Hydrogen Bonding: Utilizing the natural tendency of certain molecules to form hydrogen bonds, this mechanism allows for reversible connections between bioink components. Commonly employed materials include alginate, gelatin, and hyaluronic acid.

Ionic Interactions: Leveraging the interactions between positively and negatively charged ions, ionic crosslinking is often achieved with materials like alginate, gellan gum, and carrageenan. Calcium ions are commonly used to induce this type of crosslinking.

Physical Entanglements: Some bioinks rely on physical entanglements between long polymer chains, providing a stable structure. Materials like fibrin, collagen, and agarose are examples where physical entanglements play a crucial role.

Practical Tips for Using Physical Crosslinking Bioinks

Now, let's explore some practical tips for effectively using physical crosslinking bioinks in the 3D bioprinting process:

Material Compatibility

Ensure compatibility between the bioink materials and the chosen physical crosslinking mechanism. Consider the specific interactions required and choose materials that readily participate in the selected crosslinking process. This compatibility is vital for achieving a stable and functional printed structure.

Optimal Concentration

Maintain an optimal concentration of bioink components for successful physical crosslinking. Too high or too low concentrations can impact the effectiveness of the crosslinking process and compromise the structural integrity of the printed construct. Experiment with different concentrations to find the ideal balance for your specific application.

Printing Parameters

Fine-tune the 3D bioprinter settings to accommodate the characteristics of the chosen physical crosslinking mechanism. Adjust parameters such as nozzle size, printing speed, and layer thickness to optimize the printing process and ensure precise control over the deposition of bioink.

Environmental Factors

Consider the environmental conditions during and after the printing process. Temperature, humidity, and the presence of specific ions can influence the efficiency of physical crosslinking. Maintain a controlled environment to ensure reliable and reproducible results.


After bioprinting, allow sufficient time for the physical crosslinking process to complete. Depending on the chosen mechanism, this may involve exposure to specific conditions, such as immersion in a crosslinking solution or exposure to light. Follow post-processing protocols carefully to enhance the stability and functionality of the printed structure.

Applications of Physical Crosslinking Bioinks

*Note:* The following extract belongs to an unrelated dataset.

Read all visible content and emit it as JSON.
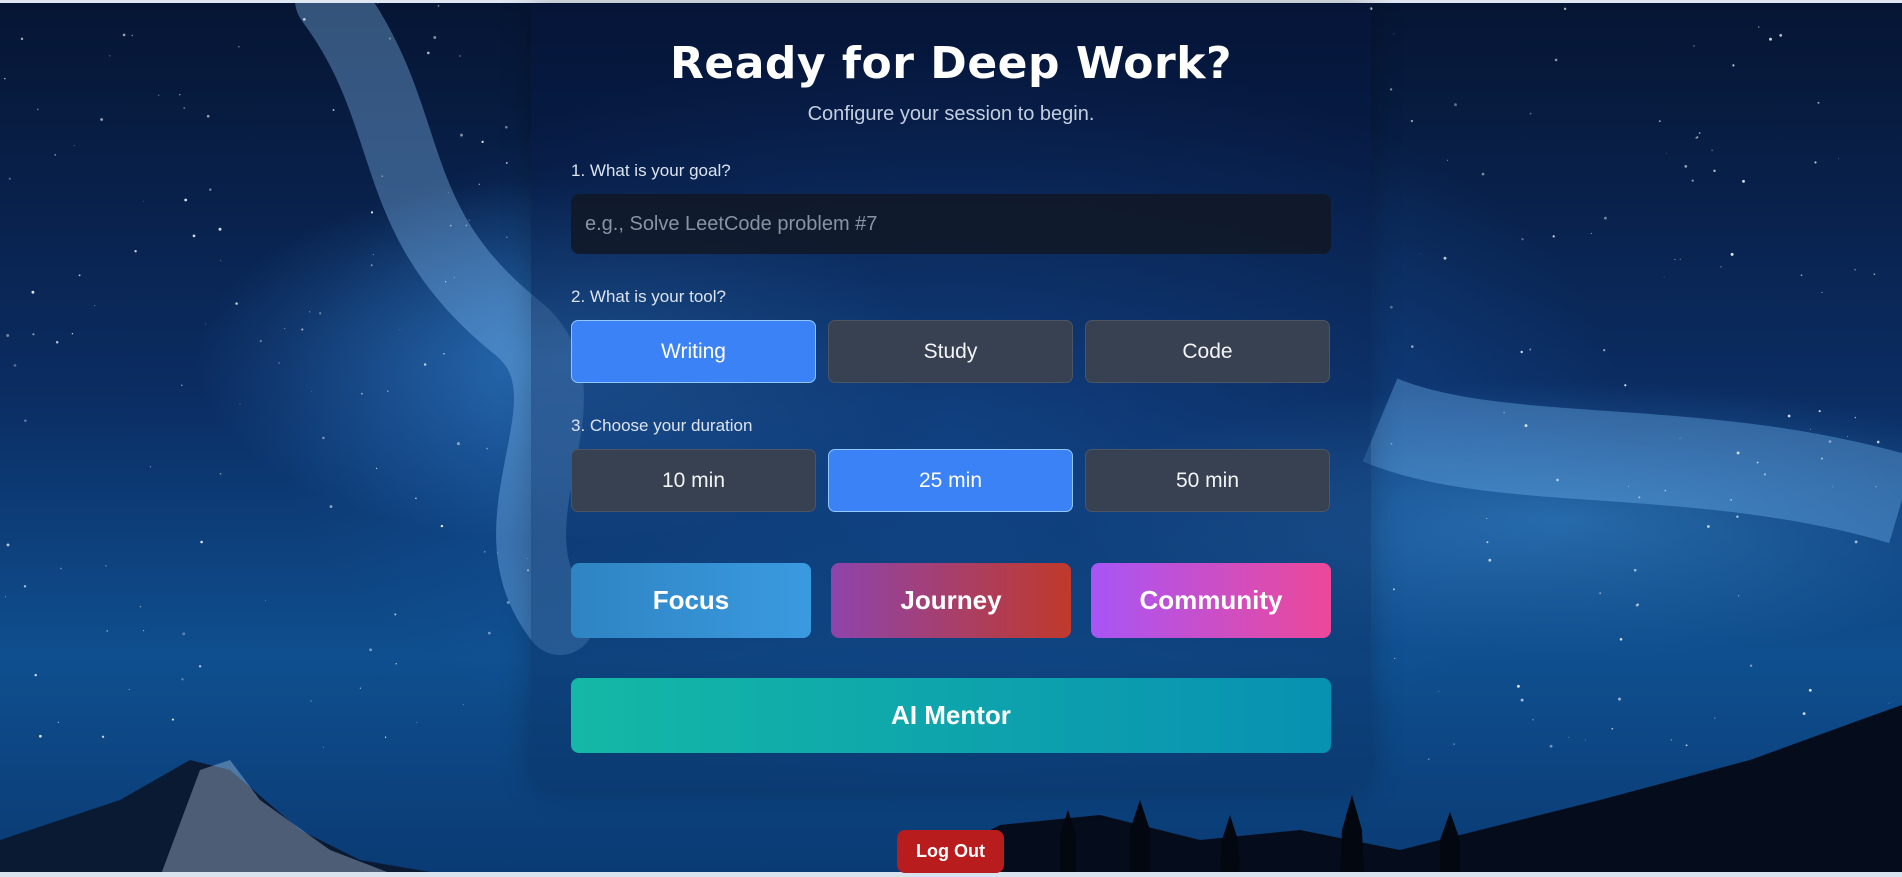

The versatility of physical crosslinking bioinks opens the door to a wide range of applications in the field of 3D bioprinting. Some notable applications include:

Tissue Engineering: Create intricate and anatomically accurate tissue constructs by bioprinting with physical crosslinking bioinks. Mimic the natural microenvironment of tissues to promote cell growth, differentiation, and tissue regeneration.

Drug Delivery Systems: Incorporate therapeutic agents into physical crosslinking bioinks to develop controlled drug delivery systems. The reversible nature of the crosslinking allows for the gradual release of drugs over time.

Organ-on-a-Chip Models: Develop organ-on-a-chip models with enhanced physiological relevance using physical crosslinking bioinks. Replicate complex tissue architectures and functionalities for more accurate in vitro studies.


The utilization of physical crosslinking bioinks in 3D bioprinting represents a promising frontier in the realm of tissue engineering and regenerative medicine. By understanding the principles of physical crosslinking, choosing suitable mechanisms, and implementing practical tips, researchers and scientists can harness the potential of these bioinks to create sophisticated and functional biological structures for diverse applications. As technology continues to advance, the integration of physical crosslinking bioinks is poised to revolutionize the field, bringing us closer to realizing the potential of bioprinting in personalized medicine and beyond.


  1. Pazhouhnia Z, et al.; Portable hand-held bioprinters promote in situ tissue regeneration. Bioeng Transl Med. 2022, 7(3):e10307.
For research use only, not intended for any clinical use.